» **Exercise data**:
★ ★ ★ ★ ★
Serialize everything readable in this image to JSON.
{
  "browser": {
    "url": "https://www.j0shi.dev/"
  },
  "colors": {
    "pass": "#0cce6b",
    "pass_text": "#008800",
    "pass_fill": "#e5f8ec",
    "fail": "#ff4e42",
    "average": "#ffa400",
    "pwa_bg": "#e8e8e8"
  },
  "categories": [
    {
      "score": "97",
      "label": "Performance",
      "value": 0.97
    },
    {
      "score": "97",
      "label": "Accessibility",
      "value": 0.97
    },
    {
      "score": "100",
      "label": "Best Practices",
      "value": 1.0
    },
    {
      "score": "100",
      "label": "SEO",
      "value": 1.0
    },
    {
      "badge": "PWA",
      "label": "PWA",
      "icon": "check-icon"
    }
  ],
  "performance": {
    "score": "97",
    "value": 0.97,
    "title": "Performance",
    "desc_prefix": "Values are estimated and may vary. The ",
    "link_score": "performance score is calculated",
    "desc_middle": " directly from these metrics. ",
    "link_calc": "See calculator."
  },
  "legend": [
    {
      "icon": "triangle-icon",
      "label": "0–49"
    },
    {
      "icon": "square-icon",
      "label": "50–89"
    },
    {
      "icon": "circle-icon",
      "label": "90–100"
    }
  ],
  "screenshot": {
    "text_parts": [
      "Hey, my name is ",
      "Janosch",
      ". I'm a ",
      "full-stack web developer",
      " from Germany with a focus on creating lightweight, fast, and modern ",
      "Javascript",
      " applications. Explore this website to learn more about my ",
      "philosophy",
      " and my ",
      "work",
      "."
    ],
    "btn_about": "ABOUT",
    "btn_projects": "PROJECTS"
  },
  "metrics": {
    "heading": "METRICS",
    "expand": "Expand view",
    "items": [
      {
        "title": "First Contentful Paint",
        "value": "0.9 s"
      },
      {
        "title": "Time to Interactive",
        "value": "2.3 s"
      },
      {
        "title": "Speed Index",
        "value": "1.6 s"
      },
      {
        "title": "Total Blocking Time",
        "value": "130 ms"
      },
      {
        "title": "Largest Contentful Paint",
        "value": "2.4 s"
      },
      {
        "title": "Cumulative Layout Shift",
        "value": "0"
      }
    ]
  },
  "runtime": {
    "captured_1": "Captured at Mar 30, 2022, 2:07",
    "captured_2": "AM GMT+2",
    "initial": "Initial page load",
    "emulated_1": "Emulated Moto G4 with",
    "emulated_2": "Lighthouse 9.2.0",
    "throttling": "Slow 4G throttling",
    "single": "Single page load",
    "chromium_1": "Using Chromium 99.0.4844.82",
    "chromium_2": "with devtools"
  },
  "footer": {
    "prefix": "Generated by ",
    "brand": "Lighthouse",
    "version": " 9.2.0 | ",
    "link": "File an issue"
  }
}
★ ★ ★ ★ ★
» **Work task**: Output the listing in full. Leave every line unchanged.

» **Response to the exercise**:
Serialize everything readable in this image to JSON.
{
  "browser": {
    "url": "https://www.j0shi.dev/"
  },
  "colors": {
    "pass": "#0cce6b",
    "pass_text": "#008800",
    "pass_fill": "#e5f8ec",
    "fail": "#ff4e42",
    "average": "#ffa400",
    "pwa_bg": "#e8e8e8"
  },
  "categories": [
    {
      "score": "97",
      "label": "Performance",
      "value": 0.97
    },
    {
      "score": "97",
      "label": "Accessibility",
      "value": 0.97
    },
    {
      "score": "100",
      "label": "Best Practices",
      "value": 1.0
    },
    {
      "score": "100",
      "label": "SEO",
      "value": 1.0
    },
    {
      "badge": "PWA",
      "label": "PWA",
      "icon": "check-icon"
    }
  ],
  "performance": {
    "score": "97",
    "value": 0.97,
    "title": "Performance",
    "desc_prefix": "Values are estimated and may vary. The ",
    "link_score": "performance score is calculated",
    "desc_middle": " directly from these metrics. ",
    "link_calc": "See calculator."
  },
  "legend": [
    {
      "icon": "triangle-icon",
      "label": "0–49"
    },
    {
      "icon": "square-icon",
      "label": "50–89"
    },
    {
      "icon": "circle-icon",
      "label": "90–100"
    }
  ],
  "screenshot": {
    "text_parts": [
      "Hey, my name is ",
      "Janosch",
      ". I'm a ",
      "full-stack web developer",
      " from Germany with a focus on creating lightweight, fast, and modern ",
      "Javascript",
      " applications. Explore this website to learn more about my ",
      "philosophy",
      " and my ",
      "work",
      "."
    ],
    "btn_about": "ABOUT",
    "btn_projects": "PROJECTS"
  },
  "metrics": {
    "heading": "METRICS",
    "expand": "Expand view",
    "items": [
      {
        "title": "First Contentful Paint",
        "value": "0.9 s"
      },
      {
        "title": "Time to Interactive",
        "value": "2.3 s"
      },
      {
        "title": "Speed Index",
        "value": "1.6 s"
      },
      {
        "title": "Total Blocking Time",
        "value": "130 ms"
      },
      {
        "title": "Largest Contentful Paint",
        "value": "2.4 s"
      },
      {
        "title": "Cumulative Layout Shift",
        "value": "0"
      }
    ]
  },
  "runtime": {
    "captured_1": "Captured at Mar 30, 2022, 2:07",
    "captured_2": "AM GMT+2",
    "initial": "Initial page load",
    "emulated_1": "Emulated Moto G4 with",
    "emulated_2": "Lighthouse 9.2.0",
    "throttling": "Slow 4G throttling",
    "single": "Single page load",
    "chromium_1": "Using Chromium 99.0.4844.82",
    "chromium_2": "with devtools"
  },
  "footer": {
    "prefix": "Generated by ",
    "brand": "Lighthouse",
    "version": " 9.2.0 | ",
    "link": "File an issue"
  }
}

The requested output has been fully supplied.